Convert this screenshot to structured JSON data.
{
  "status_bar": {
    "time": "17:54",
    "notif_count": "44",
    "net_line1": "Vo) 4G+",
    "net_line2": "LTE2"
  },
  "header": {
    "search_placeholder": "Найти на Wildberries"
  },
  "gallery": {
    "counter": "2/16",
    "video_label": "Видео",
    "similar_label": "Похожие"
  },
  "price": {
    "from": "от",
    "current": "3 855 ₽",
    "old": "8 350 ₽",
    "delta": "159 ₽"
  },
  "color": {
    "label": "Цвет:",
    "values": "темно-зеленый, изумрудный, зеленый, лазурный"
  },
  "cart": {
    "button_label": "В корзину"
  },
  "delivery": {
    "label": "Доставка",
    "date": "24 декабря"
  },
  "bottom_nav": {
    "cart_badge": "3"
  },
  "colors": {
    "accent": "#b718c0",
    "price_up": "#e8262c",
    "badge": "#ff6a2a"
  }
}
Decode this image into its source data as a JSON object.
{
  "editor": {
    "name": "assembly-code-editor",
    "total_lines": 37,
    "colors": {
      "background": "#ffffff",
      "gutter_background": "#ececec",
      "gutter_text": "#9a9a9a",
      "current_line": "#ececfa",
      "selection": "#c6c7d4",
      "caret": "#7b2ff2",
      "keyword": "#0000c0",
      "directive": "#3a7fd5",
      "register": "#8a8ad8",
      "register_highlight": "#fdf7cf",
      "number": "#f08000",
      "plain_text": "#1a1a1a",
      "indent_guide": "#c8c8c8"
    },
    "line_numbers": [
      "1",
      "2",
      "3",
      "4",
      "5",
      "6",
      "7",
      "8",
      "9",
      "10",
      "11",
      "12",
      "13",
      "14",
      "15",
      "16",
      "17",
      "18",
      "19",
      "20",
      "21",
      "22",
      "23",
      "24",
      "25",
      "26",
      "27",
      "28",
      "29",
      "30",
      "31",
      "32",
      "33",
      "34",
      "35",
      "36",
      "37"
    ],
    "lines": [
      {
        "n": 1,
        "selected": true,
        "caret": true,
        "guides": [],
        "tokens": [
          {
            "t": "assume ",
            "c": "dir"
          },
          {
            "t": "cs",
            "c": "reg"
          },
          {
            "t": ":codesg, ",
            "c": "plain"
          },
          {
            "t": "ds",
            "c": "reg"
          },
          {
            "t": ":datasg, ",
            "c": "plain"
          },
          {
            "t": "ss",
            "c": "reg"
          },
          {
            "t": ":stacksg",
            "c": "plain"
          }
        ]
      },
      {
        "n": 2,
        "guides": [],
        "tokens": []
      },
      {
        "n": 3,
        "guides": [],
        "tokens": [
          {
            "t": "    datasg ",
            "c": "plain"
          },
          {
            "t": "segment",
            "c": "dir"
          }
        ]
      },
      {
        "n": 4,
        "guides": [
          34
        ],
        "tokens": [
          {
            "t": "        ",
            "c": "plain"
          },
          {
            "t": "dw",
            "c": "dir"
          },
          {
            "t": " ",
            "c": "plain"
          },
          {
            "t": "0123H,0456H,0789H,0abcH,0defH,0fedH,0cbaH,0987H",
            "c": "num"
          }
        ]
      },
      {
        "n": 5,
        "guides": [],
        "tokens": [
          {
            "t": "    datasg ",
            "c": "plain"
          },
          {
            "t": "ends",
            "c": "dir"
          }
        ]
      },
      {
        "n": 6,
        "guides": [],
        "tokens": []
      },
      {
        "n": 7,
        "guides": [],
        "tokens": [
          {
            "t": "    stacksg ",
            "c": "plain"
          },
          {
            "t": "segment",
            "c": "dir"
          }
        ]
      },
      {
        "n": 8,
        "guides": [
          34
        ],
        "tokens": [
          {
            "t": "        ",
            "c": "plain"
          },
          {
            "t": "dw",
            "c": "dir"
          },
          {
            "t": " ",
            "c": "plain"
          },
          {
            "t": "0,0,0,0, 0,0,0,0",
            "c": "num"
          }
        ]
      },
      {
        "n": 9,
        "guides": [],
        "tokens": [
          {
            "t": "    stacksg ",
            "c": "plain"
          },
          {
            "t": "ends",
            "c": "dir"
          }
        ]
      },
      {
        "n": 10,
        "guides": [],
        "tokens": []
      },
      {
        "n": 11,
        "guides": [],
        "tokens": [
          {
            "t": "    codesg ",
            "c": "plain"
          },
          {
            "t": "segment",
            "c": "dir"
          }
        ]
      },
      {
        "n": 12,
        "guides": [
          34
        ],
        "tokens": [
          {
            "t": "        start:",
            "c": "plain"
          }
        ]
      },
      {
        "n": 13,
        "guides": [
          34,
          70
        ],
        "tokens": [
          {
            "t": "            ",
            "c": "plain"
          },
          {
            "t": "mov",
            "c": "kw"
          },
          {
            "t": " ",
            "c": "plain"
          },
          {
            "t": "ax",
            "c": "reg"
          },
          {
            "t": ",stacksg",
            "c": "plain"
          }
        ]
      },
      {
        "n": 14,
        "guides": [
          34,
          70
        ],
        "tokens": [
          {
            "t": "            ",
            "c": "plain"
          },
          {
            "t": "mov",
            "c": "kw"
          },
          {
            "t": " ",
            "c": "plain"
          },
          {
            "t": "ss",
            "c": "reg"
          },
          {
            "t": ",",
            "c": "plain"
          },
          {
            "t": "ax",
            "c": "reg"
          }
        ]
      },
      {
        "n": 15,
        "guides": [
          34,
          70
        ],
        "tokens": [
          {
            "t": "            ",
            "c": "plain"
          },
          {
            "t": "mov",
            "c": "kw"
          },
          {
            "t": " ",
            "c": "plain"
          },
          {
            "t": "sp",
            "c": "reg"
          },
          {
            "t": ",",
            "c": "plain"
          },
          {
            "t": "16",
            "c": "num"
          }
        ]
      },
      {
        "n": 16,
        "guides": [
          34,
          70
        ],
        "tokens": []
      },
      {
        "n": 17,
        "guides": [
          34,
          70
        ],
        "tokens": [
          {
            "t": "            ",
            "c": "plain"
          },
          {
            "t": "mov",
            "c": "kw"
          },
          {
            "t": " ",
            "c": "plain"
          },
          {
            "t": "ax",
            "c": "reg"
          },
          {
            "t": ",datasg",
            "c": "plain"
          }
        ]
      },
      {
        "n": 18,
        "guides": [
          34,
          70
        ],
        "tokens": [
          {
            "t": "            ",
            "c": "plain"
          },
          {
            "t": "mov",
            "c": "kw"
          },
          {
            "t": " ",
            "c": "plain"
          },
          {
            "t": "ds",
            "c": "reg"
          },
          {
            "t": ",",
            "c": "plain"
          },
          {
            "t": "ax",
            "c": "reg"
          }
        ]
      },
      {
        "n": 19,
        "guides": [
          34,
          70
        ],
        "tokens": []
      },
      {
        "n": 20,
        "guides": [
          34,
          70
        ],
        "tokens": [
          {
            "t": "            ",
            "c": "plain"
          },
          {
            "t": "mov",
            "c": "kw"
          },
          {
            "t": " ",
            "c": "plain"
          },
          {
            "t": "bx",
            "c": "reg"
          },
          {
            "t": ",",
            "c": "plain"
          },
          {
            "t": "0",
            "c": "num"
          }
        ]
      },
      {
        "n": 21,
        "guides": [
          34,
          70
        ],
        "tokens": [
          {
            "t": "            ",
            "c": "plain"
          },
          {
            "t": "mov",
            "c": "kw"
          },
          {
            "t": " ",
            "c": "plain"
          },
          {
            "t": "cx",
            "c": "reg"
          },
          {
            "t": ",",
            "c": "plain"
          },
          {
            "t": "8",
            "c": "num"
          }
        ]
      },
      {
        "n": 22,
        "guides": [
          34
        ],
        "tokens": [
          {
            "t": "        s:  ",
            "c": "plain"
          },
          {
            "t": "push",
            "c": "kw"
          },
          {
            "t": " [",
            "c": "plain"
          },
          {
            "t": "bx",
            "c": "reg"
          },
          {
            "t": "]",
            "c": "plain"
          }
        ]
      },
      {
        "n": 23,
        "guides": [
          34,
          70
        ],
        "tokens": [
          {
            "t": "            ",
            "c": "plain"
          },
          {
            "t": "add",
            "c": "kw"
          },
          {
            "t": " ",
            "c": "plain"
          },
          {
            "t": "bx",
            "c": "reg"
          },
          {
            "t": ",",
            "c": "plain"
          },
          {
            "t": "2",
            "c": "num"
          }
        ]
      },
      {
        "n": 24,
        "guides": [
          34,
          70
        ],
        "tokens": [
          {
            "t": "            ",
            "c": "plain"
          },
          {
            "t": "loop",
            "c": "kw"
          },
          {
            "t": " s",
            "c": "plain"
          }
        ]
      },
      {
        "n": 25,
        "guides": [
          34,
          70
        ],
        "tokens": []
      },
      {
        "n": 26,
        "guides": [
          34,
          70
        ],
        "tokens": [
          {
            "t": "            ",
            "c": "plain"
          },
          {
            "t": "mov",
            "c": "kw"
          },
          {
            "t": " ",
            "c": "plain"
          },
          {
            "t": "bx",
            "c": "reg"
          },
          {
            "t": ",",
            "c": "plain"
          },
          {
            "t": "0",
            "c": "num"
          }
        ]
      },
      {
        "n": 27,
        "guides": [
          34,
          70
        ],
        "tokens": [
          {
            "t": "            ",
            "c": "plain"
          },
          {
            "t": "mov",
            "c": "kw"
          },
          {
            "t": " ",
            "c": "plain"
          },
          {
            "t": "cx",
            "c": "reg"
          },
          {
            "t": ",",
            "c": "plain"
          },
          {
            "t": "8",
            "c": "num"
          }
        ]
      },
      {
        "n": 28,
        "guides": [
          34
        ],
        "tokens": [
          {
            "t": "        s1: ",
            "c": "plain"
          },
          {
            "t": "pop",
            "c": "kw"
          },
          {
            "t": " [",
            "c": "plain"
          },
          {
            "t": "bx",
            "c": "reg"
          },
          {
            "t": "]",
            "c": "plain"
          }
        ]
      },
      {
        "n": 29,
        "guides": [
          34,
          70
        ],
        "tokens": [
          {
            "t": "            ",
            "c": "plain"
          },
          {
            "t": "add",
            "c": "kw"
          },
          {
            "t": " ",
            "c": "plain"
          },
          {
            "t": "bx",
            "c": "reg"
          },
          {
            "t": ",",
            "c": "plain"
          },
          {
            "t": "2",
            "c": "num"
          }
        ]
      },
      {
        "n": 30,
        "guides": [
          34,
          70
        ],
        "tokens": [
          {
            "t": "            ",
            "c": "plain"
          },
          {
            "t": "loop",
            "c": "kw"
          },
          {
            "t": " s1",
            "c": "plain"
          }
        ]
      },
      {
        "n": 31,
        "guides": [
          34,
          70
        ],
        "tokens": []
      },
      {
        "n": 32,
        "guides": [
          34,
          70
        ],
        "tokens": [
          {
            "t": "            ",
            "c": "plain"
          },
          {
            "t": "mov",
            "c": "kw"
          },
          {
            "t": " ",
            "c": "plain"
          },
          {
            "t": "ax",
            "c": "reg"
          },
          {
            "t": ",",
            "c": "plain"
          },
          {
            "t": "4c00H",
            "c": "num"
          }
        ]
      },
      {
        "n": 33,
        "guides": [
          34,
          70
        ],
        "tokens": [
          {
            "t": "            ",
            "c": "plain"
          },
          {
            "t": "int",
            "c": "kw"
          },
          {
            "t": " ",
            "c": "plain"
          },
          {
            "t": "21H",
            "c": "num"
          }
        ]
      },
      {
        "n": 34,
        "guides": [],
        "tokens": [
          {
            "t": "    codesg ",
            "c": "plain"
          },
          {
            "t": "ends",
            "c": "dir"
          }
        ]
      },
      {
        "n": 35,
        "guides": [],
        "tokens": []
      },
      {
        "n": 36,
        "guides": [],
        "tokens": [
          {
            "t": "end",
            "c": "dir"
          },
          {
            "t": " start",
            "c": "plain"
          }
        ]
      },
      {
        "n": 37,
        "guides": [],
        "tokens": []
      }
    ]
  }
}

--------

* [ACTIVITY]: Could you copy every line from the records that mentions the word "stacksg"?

* [ANSWER TO THIS EXERCISE]:
            "t": ":stacksg",
            "t": "    stacksg ",
            "t": "    stacksg ",
            "t": ",stacksg",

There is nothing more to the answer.